**Task prompt**
Show, in full, each line of the data that contains "Module".

++++++

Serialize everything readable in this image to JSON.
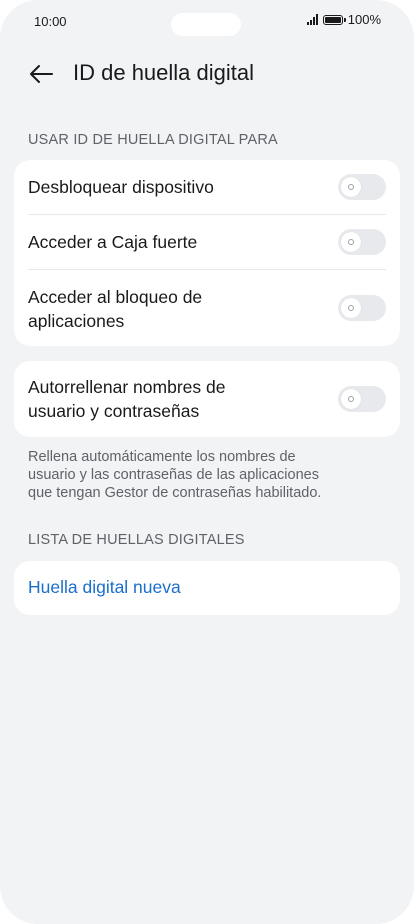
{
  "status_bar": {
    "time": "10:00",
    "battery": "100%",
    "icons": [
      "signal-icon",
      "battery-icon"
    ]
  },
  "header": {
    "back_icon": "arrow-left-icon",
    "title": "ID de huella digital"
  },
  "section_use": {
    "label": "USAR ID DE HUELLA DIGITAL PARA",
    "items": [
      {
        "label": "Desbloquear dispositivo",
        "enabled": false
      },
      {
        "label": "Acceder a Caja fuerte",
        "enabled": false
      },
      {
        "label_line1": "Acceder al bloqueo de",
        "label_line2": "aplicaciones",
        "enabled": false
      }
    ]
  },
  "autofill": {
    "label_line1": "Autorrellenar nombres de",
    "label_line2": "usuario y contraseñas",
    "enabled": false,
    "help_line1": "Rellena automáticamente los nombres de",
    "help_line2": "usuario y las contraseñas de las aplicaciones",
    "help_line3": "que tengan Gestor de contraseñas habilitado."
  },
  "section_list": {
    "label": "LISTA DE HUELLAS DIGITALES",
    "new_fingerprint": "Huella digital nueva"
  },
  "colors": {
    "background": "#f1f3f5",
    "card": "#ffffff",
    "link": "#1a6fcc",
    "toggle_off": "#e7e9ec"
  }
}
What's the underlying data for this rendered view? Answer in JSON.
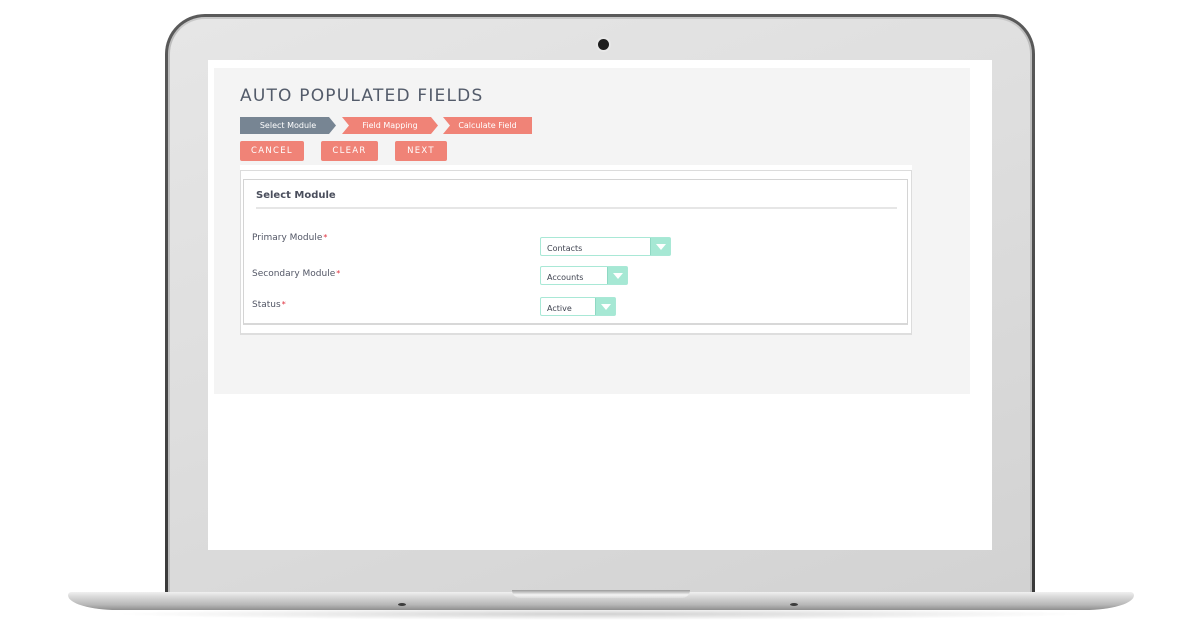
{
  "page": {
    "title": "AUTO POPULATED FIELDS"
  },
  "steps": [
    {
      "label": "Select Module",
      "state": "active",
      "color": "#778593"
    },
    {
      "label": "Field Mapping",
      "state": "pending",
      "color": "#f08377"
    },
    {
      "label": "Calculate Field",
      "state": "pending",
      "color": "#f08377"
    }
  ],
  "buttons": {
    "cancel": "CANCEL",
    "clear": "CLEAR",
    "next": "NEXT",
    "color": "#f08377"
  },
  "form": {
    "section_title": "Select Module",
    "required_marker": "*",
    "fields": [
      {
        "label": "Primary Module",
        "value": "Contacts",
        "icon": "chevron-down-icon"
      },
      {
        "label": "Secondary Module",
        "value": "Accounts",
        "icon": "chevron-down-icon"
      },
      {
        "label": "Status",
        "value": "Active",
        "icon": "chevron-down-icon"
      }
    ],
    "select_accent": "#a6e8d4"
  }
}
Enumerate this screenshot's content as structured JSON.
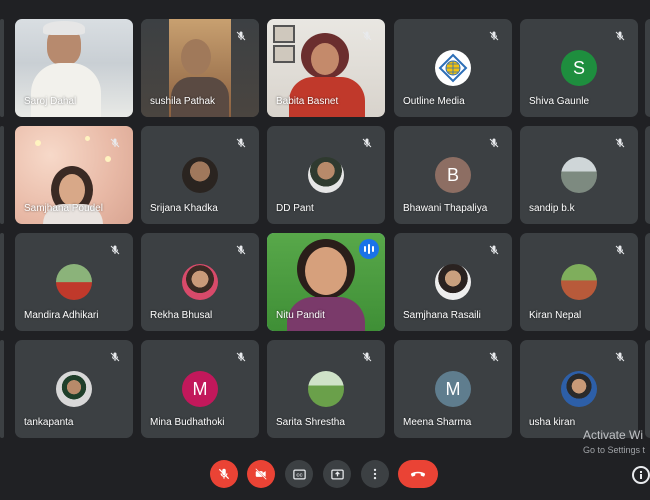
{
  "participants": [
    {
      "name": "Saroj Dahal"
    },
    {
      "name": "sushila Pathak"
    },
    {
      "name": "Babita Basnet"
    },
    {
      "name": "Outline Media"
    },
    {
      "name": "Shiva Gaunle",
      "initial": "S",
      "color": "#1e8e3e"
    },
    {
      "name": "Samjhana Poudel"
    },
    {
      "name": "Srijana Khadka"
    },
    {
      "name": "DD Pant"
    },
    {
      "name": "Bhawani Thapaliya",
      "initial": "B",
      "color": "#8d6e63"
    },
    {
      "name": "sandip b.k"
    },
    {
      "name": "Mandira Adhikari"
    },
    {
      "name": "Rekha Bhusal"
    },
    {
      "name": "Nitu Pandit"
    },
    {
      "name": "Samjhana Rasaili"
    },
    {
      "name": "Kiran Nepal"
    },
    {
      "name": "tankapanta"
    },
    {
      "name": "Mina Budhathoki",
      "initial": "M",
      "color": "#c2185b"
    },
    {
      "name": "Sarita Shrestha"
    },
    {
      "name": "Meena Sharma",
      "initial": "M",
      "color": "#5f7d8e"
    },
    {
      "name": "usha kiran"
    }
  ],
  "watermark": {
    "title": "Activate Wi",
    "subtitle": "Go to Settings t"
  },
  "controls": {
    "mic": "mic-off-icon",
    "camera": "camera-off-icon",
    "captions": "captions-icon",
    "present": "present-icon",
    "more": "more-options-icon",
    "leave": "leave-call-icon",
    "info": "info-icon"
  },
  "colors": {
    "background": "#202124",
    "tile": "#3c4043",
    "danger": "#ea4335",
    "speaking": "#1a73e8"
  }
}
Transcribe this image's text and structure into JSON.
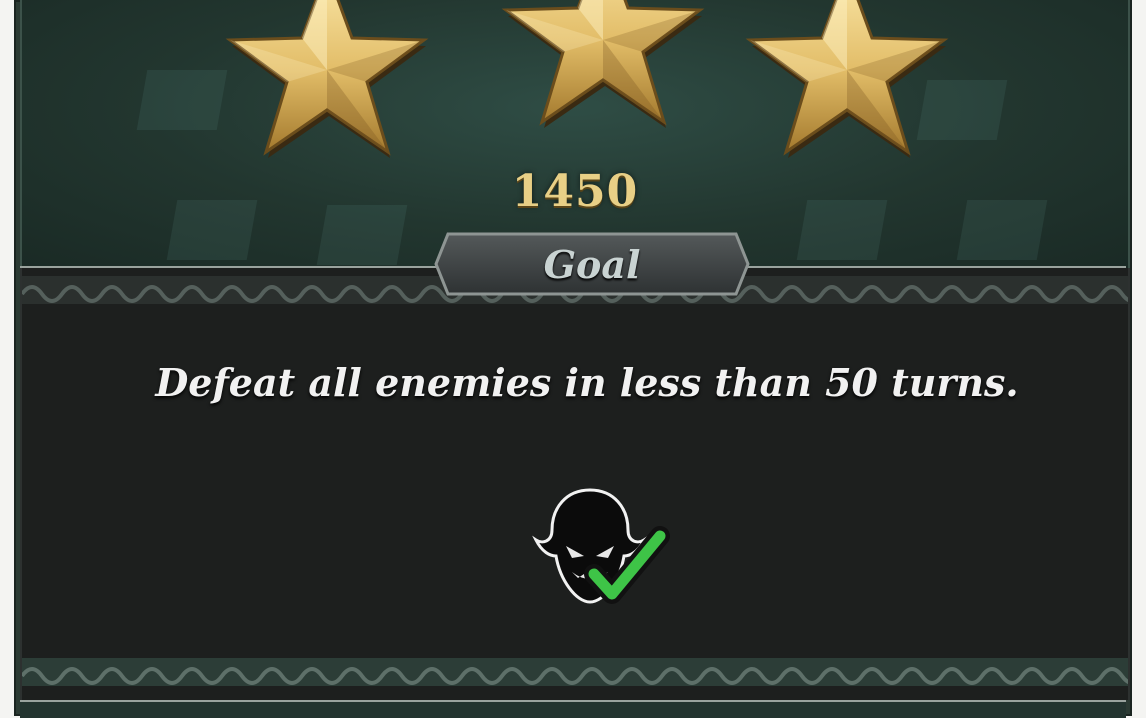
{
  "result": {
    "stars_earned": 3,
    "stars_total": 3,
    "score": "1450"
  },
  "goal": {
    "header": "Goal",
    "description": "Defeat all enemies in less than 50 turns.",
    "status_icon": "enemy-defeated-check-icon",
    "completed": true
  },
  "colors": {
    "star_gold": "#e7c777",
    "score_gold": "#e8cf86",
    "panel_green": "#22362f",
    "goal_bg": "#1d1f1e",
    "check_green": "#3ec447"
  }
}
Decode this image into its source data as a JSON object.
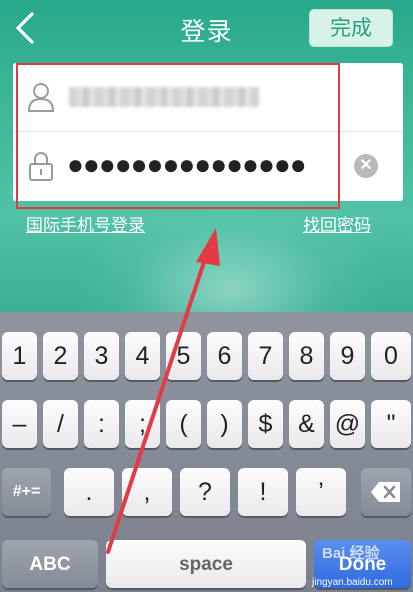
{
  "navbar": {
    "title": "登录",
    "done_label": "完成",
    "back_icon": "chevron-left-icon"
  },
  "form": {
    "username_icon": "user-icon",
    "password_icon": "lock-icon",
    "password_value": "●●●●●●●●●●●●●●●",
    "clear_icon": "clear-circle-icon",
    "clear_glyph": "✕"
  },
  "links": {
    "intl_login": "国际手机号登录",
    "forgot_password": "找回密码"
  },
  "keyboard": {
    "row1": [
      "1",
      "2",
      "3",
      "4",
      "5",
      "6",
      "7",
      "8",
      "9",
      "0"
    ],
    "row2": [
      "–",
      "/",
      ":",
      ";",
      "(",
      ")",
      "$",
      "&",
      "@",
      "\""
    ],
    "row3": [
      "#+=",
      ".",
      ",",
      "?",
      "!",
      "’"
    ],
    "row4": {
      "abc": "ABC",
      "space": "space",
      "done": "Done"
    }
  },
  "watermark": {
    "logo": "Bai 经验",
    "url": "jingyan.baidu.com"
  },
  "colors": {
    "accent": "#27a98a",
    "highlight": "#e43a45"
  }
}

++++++

**Solution for this problem**
      "label": "Select Module",
    "section_title": "Select Module",
        "label": "Primary Module",
        "label": "Secondary Module",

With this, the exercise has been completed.